After two year absence, ISU football hopes to return to bowl game

From left: Soccer goalkeeper Ann Gleason, football quarterback Austen Arnaud, volleyball setter Kaylee Manns Graphic by: Kyle Foote

From left: Soccer goalkeeper Ann Gleason, football quarterback Austen Arnaud, volleyball setter Kaylee Manns Graphic by: Kyle Foote

Luke Plansky

Iowa State football fans do not expect one-loss seasons or Big 12 Championships.

But after a 3-9 season is it unrealistic to hope for a bowl game? The Cyclones haven’t been to a bowl since the 2005 Houston Bowl which they lost 27-24 to Texas Christian University.

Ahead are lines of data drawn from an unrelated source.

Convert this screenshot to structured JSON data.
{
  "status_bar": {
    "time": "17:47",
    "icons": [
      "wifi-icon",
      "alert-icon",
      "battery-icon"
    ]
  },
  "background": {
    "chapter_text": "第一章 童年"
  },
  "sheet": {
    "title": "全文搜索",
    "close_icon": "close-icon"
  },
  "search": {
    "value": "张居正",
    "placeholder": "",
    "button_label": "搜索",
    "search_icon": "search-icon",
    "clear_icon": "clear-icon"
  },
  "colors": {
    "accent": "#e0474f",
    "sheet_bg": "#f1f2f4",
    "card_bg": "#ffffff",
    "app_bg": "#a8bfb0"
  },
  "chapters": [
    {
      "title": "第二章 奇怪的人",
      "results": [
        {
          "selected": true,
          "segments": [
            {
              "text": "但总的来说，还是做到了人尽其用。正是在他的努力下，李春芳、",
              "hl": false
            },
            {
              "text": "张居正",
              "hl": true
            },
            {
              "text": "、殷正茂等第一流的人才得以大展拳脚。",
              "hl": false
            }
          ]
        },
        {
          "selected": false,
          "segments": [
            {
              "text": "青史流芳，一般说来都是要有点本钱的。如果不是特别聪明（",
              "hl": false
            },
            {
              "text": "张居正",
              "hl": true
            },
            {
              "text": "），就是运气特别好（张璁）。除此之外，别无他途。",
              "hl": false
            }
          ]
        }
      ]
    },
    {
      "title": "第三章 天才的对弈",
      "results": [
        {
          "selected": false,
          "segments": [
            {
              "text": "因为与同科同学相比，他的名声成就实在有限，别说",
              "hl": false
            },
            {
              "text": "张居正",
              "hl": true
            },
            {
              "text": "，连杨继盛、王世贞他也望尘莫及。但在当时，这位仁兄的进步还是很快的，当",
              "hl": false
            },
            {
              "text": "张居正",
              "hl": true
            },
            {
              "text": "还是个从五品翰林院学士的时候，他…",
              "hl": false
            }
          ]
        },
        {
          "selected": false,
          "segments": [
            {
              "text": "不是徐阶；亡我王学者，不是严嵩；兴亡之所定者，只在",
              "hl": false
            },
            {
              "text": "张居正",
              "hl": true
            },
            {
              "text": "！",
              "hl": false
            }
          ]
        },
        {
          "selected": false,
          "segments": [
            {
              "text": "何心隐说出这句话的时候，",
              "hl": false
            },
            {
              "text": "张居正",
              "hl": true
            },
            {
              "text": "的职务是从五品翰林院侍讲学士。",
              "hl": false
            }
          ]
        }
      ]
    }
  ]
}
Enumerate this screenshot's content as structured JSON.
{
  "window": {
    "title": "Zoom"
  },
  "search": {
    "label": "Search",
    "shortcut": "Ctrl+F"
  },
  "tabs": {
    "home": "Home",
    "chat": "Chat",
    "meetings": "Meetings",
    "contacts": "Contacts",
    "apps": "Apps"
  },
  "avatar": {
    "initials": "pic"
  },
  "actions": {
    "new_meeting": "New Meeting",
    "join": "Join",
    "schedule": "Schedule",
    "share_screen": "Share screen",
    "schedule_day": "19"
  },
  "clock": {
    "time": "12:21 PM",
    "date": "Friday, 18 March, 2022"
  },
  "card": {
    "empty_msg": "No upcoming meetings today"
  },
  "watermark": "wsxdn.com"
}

“If there is a noticeable improvement in our football team, you’ll see it,” said Gene Chizik, who enters his second season as head coach. “Obviously, it would be nice to go to a bowl game, and we would like to be able to give that to our fans. So to ask if that is out of the realm of hope, no, I don’t think it is at all, and if I was a fan paying money to come see these guys play, I’d hope that’s where they were going too.”

Despite the team’s 3-9 record, the improvement and competitiveness the team showed over the course of the season allows for optimism this fall, though the Cyclones are again picked by most media pundits to finish last in the Big 12 North.

This is probably due to the lack of consistency in the team last year. Bowl hopes were lost last September with a 1-3 start in nonconference play. After a 53-point loss to Texas, Iowa State played tough games with Oklahoma and Missouri, but lost both. The Cyclones then won back-to-back games over Kansas State and Colorado.

Chizik said he thought a lack of confidence, attention to detail and focus were to blame for the team’s inconsistency. He feels they have solved these problems, however, and is unconcerned by others’ low expectations.

“It’s kind of about growing up,” he said. “You’re always worried about what everybody thinks, you’re going to do what everybody else wants you to do. I don’t subscribe to that theory. I subscribe to the theory of this is who we are and this is who we want to be.”

Who the Cyclones are right now is a bit of a mystery, however. Graduation left several holes in the lineup, as well as a lack of proven playmakers on offense and defense.

Two four-year starters are gone — quarterback Bret Meyer and wide receiver Todd Blythe — as well as defensive tackles Athyba Rubin and Bryce Braaksma, linebackers Alvin Bowen and Jon Banks, and kicker Brett Culbertson.

Iowa State averaged 18.2 points per game last season, which ranked 111th out of 119 Div. I teams. On top of that, Iowa State is the only team in the Big 12 that isn’t returning its starting quarterback. Sophomore quarterbacks Austin Arnaud and Phillip Bates are tasked with reviving the offense and will rotate in under center until a starter is established.

Arnaud, who saw action in six games last season, was named the starter for Thursday night’s season opener against South Dakota State, but Bates will also get an opportunity to lead the offense.

Chizik indicated that the team will ride the hot hand until a starter is established, but he is unsure how that will translate into playing time for each player.

“I don’t know how it will unfold. The bottom line is that we know both are going to play,” he said. “So for me to say it will be 50-50, or 60-40, or 30-70, that would be speculation.”

The quarterback change is part of an overall youth movement. Twenty-three underclassmen are on the two-deep depth chart, and Chizik warned the media to get ready for new names in the lineup.

“It’s a new era of new change and new jerseys. We’ve got new faces, new everything,” Bates said. “We’re trying to make a change, and this is going to be a changed place.”